We most often use the term truth for indicating facts and often these facts seem to exist for a long period. But these also disappear after a certain period. We always experience something immutable even though there happens growth and development to our body. The only thing that can be certain is the true nature of oneself and it is the Ultimate Truth. One becomes completely satisfied with that only thing. Other things cannot satisfy him always. And the satisfaction is only because it is immutable and he is 100% certain about it. Actually I should use more than 100%. Since there is no usage like 1000%, 10000% (with certainty), I don't wish to use it.

The term 'Ananda' certainly conveys the certainty of something. https://en.wikipedia.org/wiki/%C4%80nanda_(Hindu_philosophy)

So I don't agree with this statement--"we cannot be certain about anything". IMHO, this is a wrong notion.

Also some people divided the things that we can know and the things we cannot, but even that have been doubted, so how exactly do we interpret this?

If this is true, our individual perception need not necessarily be 100% certain. There is a great chance of misapprehension. http://www.mahavidya.ca/2015/06/25/maya-the-concept-of-illusion/

So your doubt is reasonable, but except in the case of one thing and it is the thing that I have mentioned already. All other things come under the second category.

Does it mean that this rule simply isn't all around true and that we can know somethings with absolute certainty?

If you agree with the idea mentioned in the first para, the answer to this question must be "Yes".

It's completely absurd to say we cannot be 100% certain.

In fact we are 100% certain, existentially certain, of everything.

A simple example: You see someone across the street. Is that Joe? You're not sure.

So are you uncertain? Yep. 100%. Are you certain you're uncertain? Yep. 100%.

Conventionally you're not certain and there's no way to prove anything is 100% certain because how would that be determined? How can something be 'more than certain' to measure something is certain?

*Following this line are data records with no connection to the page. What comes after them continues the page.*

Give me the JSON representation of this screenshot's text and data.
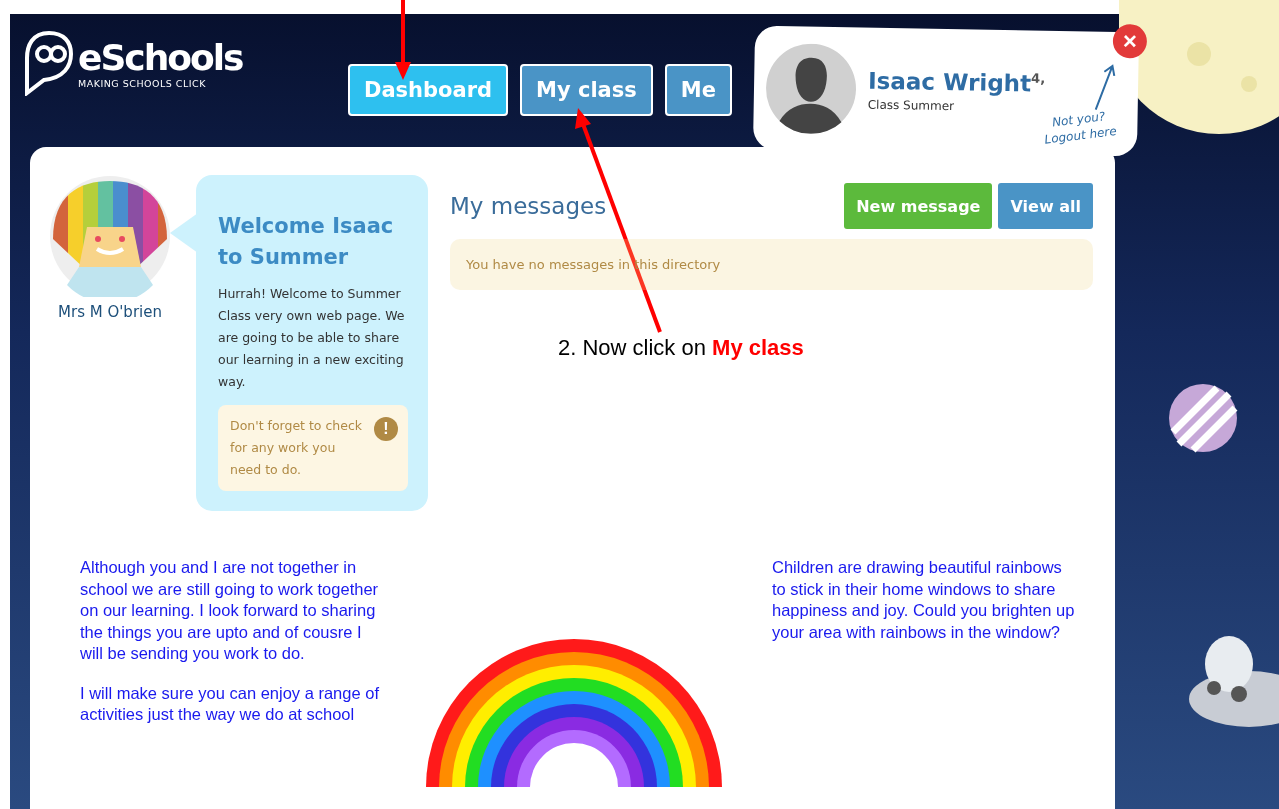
{
  "logo": {
    "name": "eSchools",
    "tagline": "MAKING SCHOOLS CLICK"
  },
  "nav_tabs": [
    {
      "label": "Dashboard",
      "selected": true
    },
    {
      "label": "My class",
      "selected": false
    },
    {
      "label": "Me",
      "selected": false
    }
  ],
  "user": {
    "name": "Isaac Wright$^{4,}$",
    "class": "Class Summer",
    "logout_hint": [
      "Not you?",
      "Logout here"
    ],
    "close": "×"
  },
  "teacher": {
    "name": "Mrs M O'brien"
  },
  "welcome": {
    "title": "Welcome Isaac to Summer",
    "body": "Hurrah! Welcome to Summer Class very own web page. We are going to be able to share our learning in a new exciting way.",
    "reminder": "Don't forget to check for any work you need to do.",
    "reminder_icon": "!"
  },
  "messages": {
    "title": "My messages",
    "buttons": [
      {
        "label": "New message",
        "kind": "primary"
      },
      {
        "label": "View all",
        "kind": "secondary"
      }
    ],
    "empty_notice": "You have no messages in this directory"
  },
  "content": {
    "left_paragraphs": [
      "Although you and I are not together in school we are still going to work together on our learning. I look forward to sharing the things you are upto and of cousre I will be sending you work to do.",
      "I will make sure you can enjoy a range of activities just the way we do at school"
    ],
    "right_paragraphs": [
      "Children are drawing beautiful rainbows to stick in their home windows to share happiness and joy. Could you brighten up your area with rainbows in the window?"
    ]
  },
  "annotation": {
    "text": "2. Now click on **My class**"
  }
}
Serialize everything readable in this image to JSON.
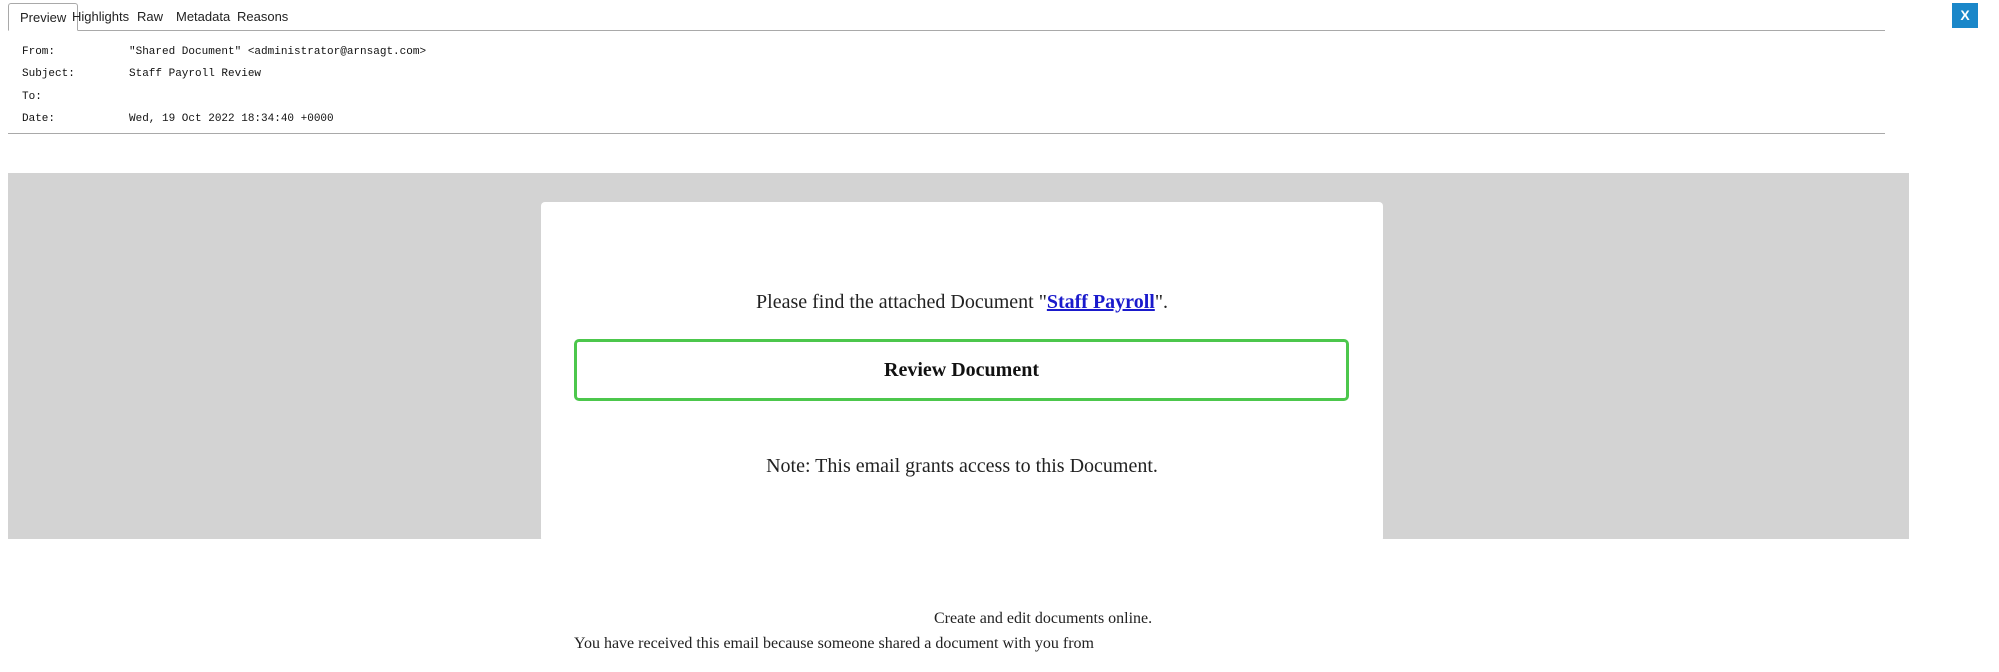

Existentially you're always 100% certain (that you are uncertain).

"It might rain tomorrow."

Are you sure? Absolutely.

Well that's 100% as "might" accounts for all possibilities.